Is Phantom Works providing any assistance to Boeing Space Exploration on the CST-100 commercial crew capsule?
Phantom Works is involved in many programs across the Boeing enterprise including space-related programs in conjunction with Boeing Network and Space Systems. Some of these programs include CST-100, satellite development and other space access programs. The Phantom Works team is also assisting on a variety of projects in the areas of network systems; electronic and information solutions; strategic missile and defense systems; space and intelligence systems; and space exploration.
A prototype of the Phantom Eye, your persistent unmanned vehicle designed to spend several days in the stratosphere, flew in June. What’s ahead for that program?
Phantom Eye is a liquid-hydrogen-powered vehicle. I tend to call them unoccupied instead of unmanned because there are high degrees of autonomy but the vehicles are always under the supervision and command and control of humans. We had a minor incident on the June landing. We are repairing the vehicle and hopefully we will get to altitude, 60,000 feet [18,000 meters], before the end of the year. That is our objective.
Phantom Eye has the ability to persist for long amounts of time. The demonstrator can fly for up to four days at 60,000 feet. For countries that can’t afford to launch a satellite, this is a pseudo-satellite. Launching a satellite to geosynchronous orbit is pretty expensive, but think about an airplane that can fly for 10 to 12 days at 60,000 feet. It can always be recovered, you can change the payload and you could carry multiple payloads.
What’s ahead for Phantom Works?

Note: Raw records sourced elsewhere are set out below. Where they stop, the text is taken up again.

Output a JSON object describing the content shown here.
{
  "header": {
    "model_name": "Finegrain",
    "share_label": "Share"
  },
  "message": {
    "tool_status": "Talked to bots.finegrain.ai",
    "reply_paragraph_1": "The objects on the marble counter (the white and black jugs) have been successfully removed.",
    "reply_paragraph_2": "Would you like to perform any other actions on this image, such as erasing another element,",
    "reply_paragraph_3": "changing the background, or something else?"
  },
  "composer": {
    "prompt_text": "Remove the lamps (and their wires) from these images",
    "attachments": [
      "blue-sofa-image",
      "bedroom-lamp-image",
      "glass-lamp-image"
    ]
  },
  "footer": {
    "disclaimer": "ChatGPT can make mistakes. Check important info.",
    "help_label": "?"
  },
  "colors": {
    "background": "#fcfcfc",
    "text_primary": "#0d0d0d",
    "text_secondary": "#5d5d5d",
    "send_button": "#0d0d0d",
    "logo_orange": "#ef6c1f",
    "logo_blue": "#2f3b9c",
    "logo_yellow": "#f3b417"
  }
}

Our job is to take technologies, turn them into innovative capabilities for our customers and hopefully, do it in a pre-emptive way such that when the next programs of record are getting ready for competition, we have demonstrated that much of the technology is ready. One of the challenges the industry at large faces is that when we try to deliver technology in a program of record that has not yet matured, we tend to have challenges. So we are trying to mature that technology before the emergence of those programs of record so we have a higher probability of success in meeting our commitments.